┌─ Excerpted records
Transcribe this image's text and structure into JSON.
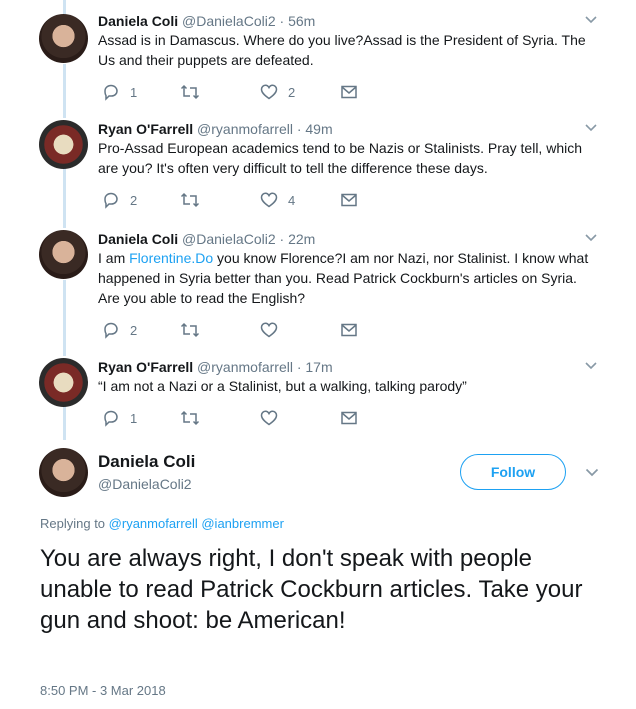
{
  "tweets": [
    {
      "name": "Daniela Coli",
      "handle": "@DanielaColi2",
      "time": "· 56m",
      "text": "Assad is in Damascus. Where do you live?Assad is the President of Syria. The Us and their puppets are defeated.",
      "replies": "1",
      "retweets": "",
      "likes": "2"
    },
    {
      "name": "Ryan O'Farrell",
      "handle": "@ryanmofarrell",
      "time": "· 49m",
      "text": "Pro-Assad European academics tend to be Nazis or Stalinists. Pray tell, which are you? It's often very difficult to tell the difference these days.",
      "replies": "2",
      "retweets": "",
      "likes": "4"
    },
    {
      "name": "Daniela Coli",
      "handle": "@DanielaColi2",
      "time": "· 22m",
      "text_prefix": "I am ",
      "text_link": "Florentine.Do",
      "text": " you know Florence?I am nor Nazi, nor Stalinist. I know what happened in Syria better than you. Read Patrick Cockburn's articles on Syria. Are you able to read the English?",
      "replies": "2",
      "retweets": "",
      "likes": ""
    },
    {
      "name": "Ryan O'Farrell",
      "handle": "@ryanmofarrell",
      "time": "· 17m",
      "text": "“I am not a Nazi or a Stalinist, but a walking, talking parody”",
      "replies": "1",
      "retweets": "",
      "likes": ""
    }
  ],
  "main": {
    "name": "Daniela Coli",
    "handle": "@DanielaColi2",
    "follow_label": "Follow",
    "replying_prefix": "Replying to",
    "replying_to_1": "@ryanmofarrell",
    "replying_to_2": "@ianbremmer",
    "text": "You are always right, I don't speak with people unable to read Patrick Cockburn articles. Take your gun and shoot: be American!",
    "timestamp": "8:50 PM - 3 Mar 2018"
  },
  "icons": {
    "reply": "reply-icon",
    "retweet": "retweet-icon",
    "like": "heart-icon",
    "dm": "envelope-icon",
    "more": "chevron-down-icon"
  },
  "colors": {
    "accent": "#1da1f2",
    "muted": "#657786",
    "thread_line": "#cfe3f2"
  }
}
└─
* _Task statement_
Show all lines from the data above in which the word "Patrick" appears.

* _Response_
      "text": " you know Florence?I am nor Nazi, nor Stalinist. I know what happened in Syria better than you. Read Patrick Cockburn's articles on Syria. Are you able to read the English?",
    "text": "You are always right, I don't speak with people unable to read Patrick Cockburn articles. Take your gun and shoot: be American!",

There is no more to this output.